## Directions
Apart from the pictures, print the data below exactly as given.

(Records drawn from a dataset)
---*---

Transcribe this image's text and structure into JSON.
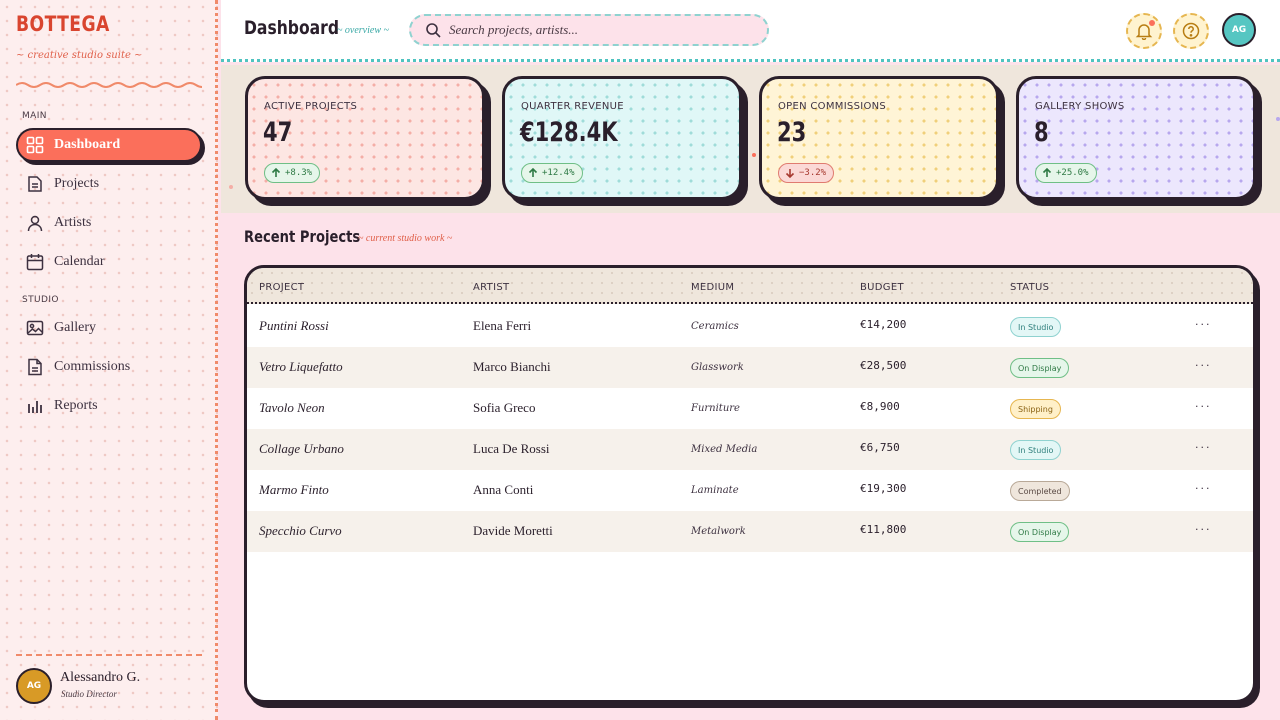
{
  "brand": {
    "name": "BOTTEGA",
    "tagline": "~ creative studio suite ~"
  },
  "sidebar": {
    "sections": [
      {
        "label": "MAIN"
      },
      {
        "label": "STUDIO"
      }
    ],
    "items": [
      {
        "label": "Dashboard",
        "icon": "grid-icon",
        "active": true
      },
      {
        "label": "Projects",
        "icon": "document-icon"
      },
      {
        "label": "Artists",
        "icon": "user-icon"
      },
      {
        "label": "Calendar",
        "icon": "calendar-icon"
      },
      {
        "label": "Gallery",
        "icon": "image-icon"
      },
      {
        "label": "Commissions",
        "icon": "file-icon"
      },
      {
        "label": "Reports",
        "icon": "bar-chart-icon"
      }
    ],
    "user": {
      "initials": "AG",
      "name": "Alessandro G.",
      "role": "Studio Director"
    }
  },
  "header": {
    "title": "Dashboard",
    "subtitle": "~ overview ~",
    "search_placeholder": "Search projects, artists...",
    "avatar_initials": "AG"
  },
  "stats": [
    {
      "label": "ACTIVE PROJECTS",
      "value": "47",
      "delta": "+8.3%",
      "direction": "up",
      "color": "#fde6e3",
      "dot": "#f4aea6"
    },
    {
      "label": "QUARTER REVENUE",
      "value": "€128.4K",
      "delta": "+12.4%",
      "direction": "up",
      "color": "#e0f7f7",
      "dot": "#9fdcd9"
    },
    {
      "label": "OPEN COMMISSIONS",
      "value": "23",
      "delta": "−3.2%",
      "direction": "down",
      "color": "#fff4d6",
      "dot": "#f0cf7a"
    },
    {
      "label": "GALLERY SHOWS",
      "value": "8",
      "delta": "+25.0%",
      "direction": "up",
      "color": "#ece7fd",
      "dot": "#b7a7ee"
    }
  ],
  "projects": {
    "title": "Recent Projects",
    "subtitle": "~ current studio work ~",
    "columns": [
      "PROJECT",
      "ARTIST",
      "MEDIUM",
      "BUDGET",
      "STATUS"
    ],
    "rows": [
      {
        "project": "Puntini Rossi",
        "artist": "Elena Ferri",
        "medium": "Ceramics",
        "budget": "€14,200",
        "status": "In Studio",
        "status_type": "studio"
      },
      {
        "project": "Vetro Liquefatto",
        "artist": "Marco Bianchi",
        "medium": "Glasswork",
        "budget": "€28,500",
        "status": "On Display",
        "status_type": "display"
      },
      {
        "project": "Tavolo Neon",
        "artist": "Sofia Greco",
        "medium": "Furniture",
        "budget": "€8,900",
        "status": "Shipping",
        "status_type": "shipping"
      },
      {
        "project": "Collage Urbano",
        "artist": "Luca De Rossi",
        "medium": "Mixed Media",
        "budget": "€6,750",
        "status": "In Studio",
        "status_type": "studio"
      },
      {
        "project": "Marmo Finto",
        "artist": "Anna Conti",
        "medium": "Laminate",
        "budget": "€19,300",
        "status": "Completed",
        "status_type": "completed"
      },
      {
        "project": "Specchio Curvo",
        "artist": "Davide Moretti",
        "medium": "Metalwork",
        "budget": "€11,800",
        "status": "On Display",
        "status_type": "display"
      }
    ],
    "row_menu": "···"
  }
}
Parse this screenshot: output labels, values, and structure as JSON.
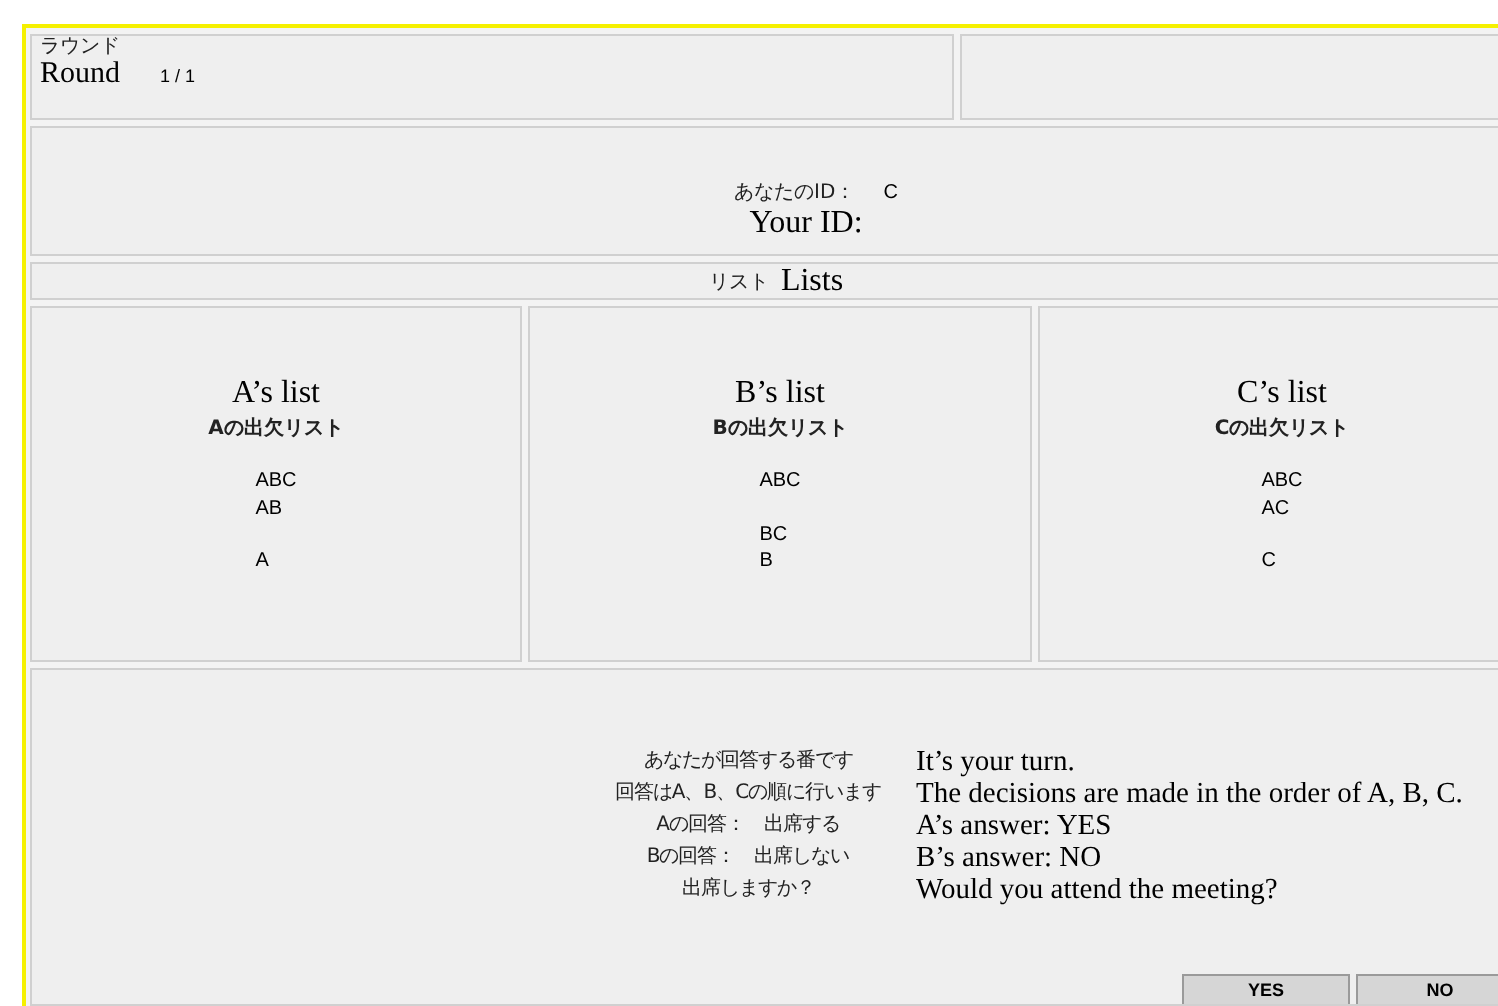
{
  "round": {
    "label_ja": "ラウンド",
    "label": "Round",
    "value": "1 / 1"
  },
  "your_id": {
    "label_ja": "あなたのID：",
    "value": "C",
    "label": "Your ID:"
  },
  "lists_header": {
    "label_ja": "リスト",
    "label": "Lists"
  },
  "lists": [
    {
      "title": "A’s list",
      "title_ja": "Aの出欠リスト",
      "groups": [
        [
          "ABC",
          "AB"
        ],
        [
          "A"
        ]
      ]
    },
    {
      "title": "B’s list",
      "title_ja": "Bの出欠リスト",
      "groups": [
        [
          "ABC"
        ],
        [
          "BC",
          "B"
        ]
      ]
    },
    {
      "title": "C’s list",
      "title_ja": "Cの出欠リスト",
      "groups": [
        [
          "ABC",
          "AC"
        ],
        [
          "C"
        ]
      ]
    }
  ],
  "messages": [
    {
      "ja": "あなたが回答する番です",
      "en": "It’s your turn."
    },
    {
      "ja": "回答はA、B、Cの順に行います",
      "en": "The decisions are made in the order of A, B, C."
    },
    {
      "ja": "Aの回答：　出席する",
      "en": "A’s answer: YES"
    },
    {
      "ja": "Bの回答：　出席しない",
      "en": "B’s answer: NO"
    },
    {
      "ja": "出席しますか？",
      "en": "Would you attend the meeting?"
    }
  ],
  "buttons": [
    "YES",
    "NO"
  ]
}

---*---

## Response below
Transcribe this image's text and structure into JSON.
{
  "brand": {
    "name": "BOTTEGA",
    "tagline": "~ creative studio suite ~"
  },
  "sidebar": {
    "sections": [
      {
        "label": "MAIN"
      },
      {
        "label": "STUDIO"
      }
    ],
    "items": [
      {
        "label": "Dashboard",
        "icon": "grid-icon",
        "active": true
      },
      {
        "label": "Projects",
        "icon": "document-icon"
      },
      {
        "label": "Artists",
        "icon": "user-icon"
      },
      {
        "label": "Calendar",
        "icon": "calendar-icon"
      },
      {
        "label": "Gallery",
        "icon": "image-icon"
      },
      {
        "label": "Commissions",
        "icon": "file-icon"
      },
      {
        "label": "Reports",
        "icon": "bar-chart-icon"
      }
    ],
    "user": {
      "initials": "AG",
      "name": "Alessandro G.",
      "role": "Studio Director"
    }
  },
  "header": {
    "title": "Dashboard",
    "subtitle": "~ overview ~",
    "search_placeholder": "Search projects, artists...",
    "avatar_initials": "AG"
  },
  "stats": [
    {
      "label": "ACTIVE PROJECTS",
      "value": "47",
      "delta": "+8.3%",
      "direction": "up",
      "color": "#fde6e3",
      "dot": "#f4aea6"
    },
    {
      "label": "QUARTER REVENUE",
      "value": "€128.4K",
      "delta": "+12.4%",
      "direction": "up",
      "color": "#e0f7f7",
      "dot": "#9fdcd9"
    },
    {
      "label": "OPEN COMMISSIONS",
      "value": "23",
      "delta": "−3.2%",
      "direction": "down",
      "color": "#fff4d6",
      "dot": "#f0cf7a"
    },
    {
      "label": "GALLERY SHOWS",
      "value": "8",
      "delta": "+25.0%",
      "direction": "up",
      "color": "#ece7fd",
      "dot": "#b7a7ee"
    }
  ],
  "projects": {
    "title": "Recent Projects",
    "subtitle": "~ current studio work ~",
    "columns": [
      "PROJECT",
      "ARTIST",
      "MEDIUM",
      "BUDGET",
      "STATUS"
    ],
    "rows": [
      {
        "project": "Puntini Rossi",
        "artist": "Elena Ferri",
        "medium": "Ceramics",
        "budget": "€14,200",
        "status": "In Studio",
        "status_type": "studio"
      },
      {
        "project": "Vetro Liquefatto",
        "artist": "Marco Bianchi",
        "medium": "Glasswork",
        "budget": "€28,500",
        "status": "On Display",
        "status_type": "display"
      },
      {
        "project": "Tavolo Neon",
        "artist": "Sofia Greco",
        "medium": "Furniture",
        "budget": "€8,900",
        "status": "Shipping",
        "status_type": "shipping"
      },
      {
        "project": "Collage Urbano",
        "artist": "Luca De Rossi",
        "medium": "Mixed Media",
        "budget": "€6,750",
        "status": "In Studio",
        "status_type": "studio"
      },
      {
        "project": "Marmo Finto",
        "artist": "Anna Conti",
        "medium": "Laminate",
        "budget": "€19,300",
        "status": "Completed",
        "status_type": "completed"
      },
      {
        "project": "Specchio Curvo",
        "artist": "Davide Moretti",
        "medium": "Metalwork",
        "budget": "€11,800",
        "status": "On Display",
        "status_type": "display"
      }
    ],
    "row_menu": "···"
  }
}
Parse this screenshot: output labels, values, and structure as JSON.
{
  "round": {
    "label_ja": "ラウンド",
    "label": "Round",
    "value": "1 / 1"
  },
  "your_id": {
    "label_ja": "あなたのID：",
    "value": "C",
    "label": "Your ID:"
  },
  "lists_header": {
    "label_ja": "リスト",
    "label": "Lists"
  },
  "lists": [
    {
      "title": "A’s list",
      "title_ja": "Aの出欠リスト",
      "groups": [
        [
          "ABC",
          "AB"
        ],
        [
          "A"
        ]
      ]
    },
    {
      "title": "B’s list",
      "title_ja": "Bの出欠リスト",
      "groups": [
        [
          "ABC"
        ],
        [
          "BC",
          "B"
        ]
      ]
    },
    {
      "title": "C’s list",
      "title_ja": "Cの出欠リスト",
      "groups": [
        [
          "ABC",
          "AC"
        ],
        [
          "C"
        ]
      ]
    }
  ],
  "messages": [
    {
      "ja": "あなたが回答する番です",
      "en": "It’s your turn."
    },
    {
      "ja": "回答はA、B、Cの順に行います",
      "en": "The decisions are made in the order of A, B, C."
    },
    {
      "ja": "Aの回答：　出席する",
      "en": "A’s answer: YES"
    },
    {
      "ja": "Bの回答：　出席しない",
      "en": "B’s answer: NO"
    },
    {
      "ja": "出席しますか？",
      "en": "Would you attend the meeting?"
    }
  ],
  "buttons": [
    "YES",
    "NO"
  ]
}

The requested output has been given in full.